George’s own perspective remains largely unknown throughout the narrative as he awaits trial in prison, glimpsed only briefly through occasional visits. He is a blank screen upon which characters hurl feelings and agendas. The black hole of his character is a moral choice on Whittall’s part—like his family, we will never know if he is guilty.
The Best Kind of People’s fully fleshed-out characters, intuitively detailed environments and patiently wrought domestic portraits are in keeping with Whittall’s lauded style. As explosive as its starting point is, the novel dwells in the minutiae of the everyday and its unseen emotional valences—grocery lists, laundry, morning rituals. Some of its most poignant yet fraught moments come when Joan attends a support group for women with partners in prison. Whittall captures her complicated perspective:
She felt simultaneously grateful that these other women existed and totally judgmental of them. … She hated the women in the group when they talked slowly, or mispronounced words, or cried, or expressed shame for staying with their husbands. She hated them because she could relate to them, and that meant she didn’t know who she was becoming, who she had been, who she was supposed to be.
In the midst of all the drama, a local novelist exploits the family’s story for his own Jonathan Franzen-esque aspirations. His inclusion is a self-aware gesture that calls attention to the literary tradition of the Great American Novel, which deploys feminine experiences while seldom including those voices in its canon. Whittall slyly announces her own take on the form. Queer, femme and Canadian, she is surely an outlier of the American literary establishment. But she initiates a dialogue with it by veering away from George’s perspective and centering the experiences of the women, girls and queer folks. Even though Andrew, Sadie and Joan are tasked with supporting George, and have only positive memories of him, Whittall shows the varying degrees to which people on either side of a scandal can be enmeshed in rape culture, confronting it or constantly abiding it.
The Best Kind of People does not merely speak to its time: it grapples with some of the issues surrounding rape culture at their most intimate and urgent. This is not a story of triumph over trauma; it is about how we live with trauma daily. Whittall knows that these are familiar stories that are just beginning to be told.

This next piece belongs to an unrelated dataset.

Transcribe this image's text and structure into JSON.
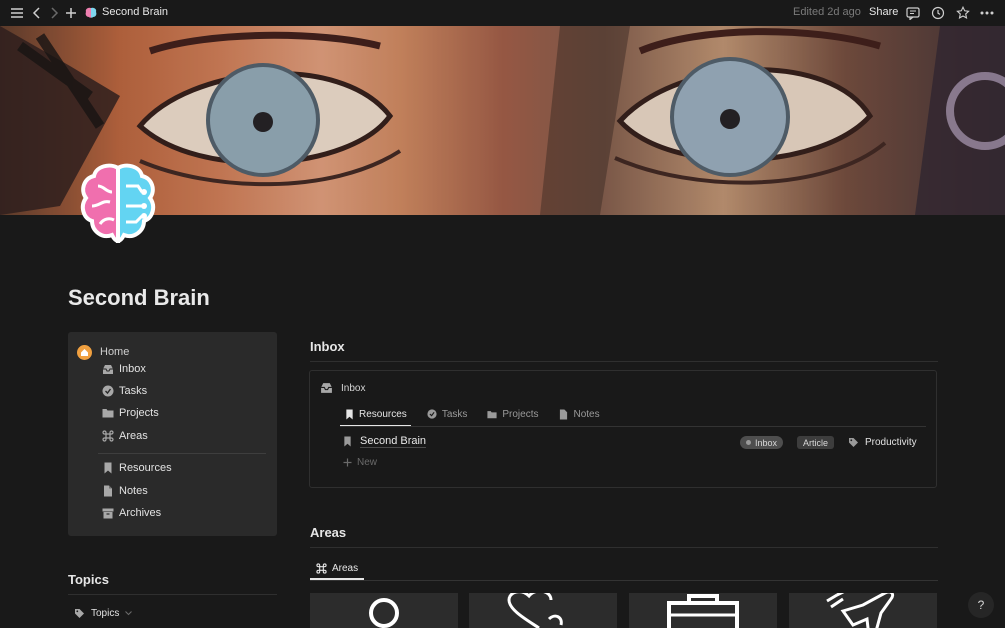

As they come out, it becomes possible for more survivors to come forward. But the revelations summon complex and deeply conflicted responses. We have been trained to think of abusers as one-dimensional monsters, and to sweep abuse under the rug. Clearly, these approaches are failing us. Abusers are not always obviously shady villains—sometimes they are charismatic people we love and respect. While I was reading The Best Kind of People for this review, someone I once dated was accused of assaulting dozens of women and underage girls, of using his status as a lead singer in a famous hardcore band, and the cloak of his progressive politics, to prey on fans. As our culture begins to broach actual conversations about rape, we are going to have our beliefs challenged not only in the abstract, but in very real ways. This is why The Best Kind of People is Whittall’s bravest, finest hour: she articulates all of this grief and the grey aura it radiates. The novel may not resolve the grief of trauma, but it is one of the few narratives I have encountered that truly holds it.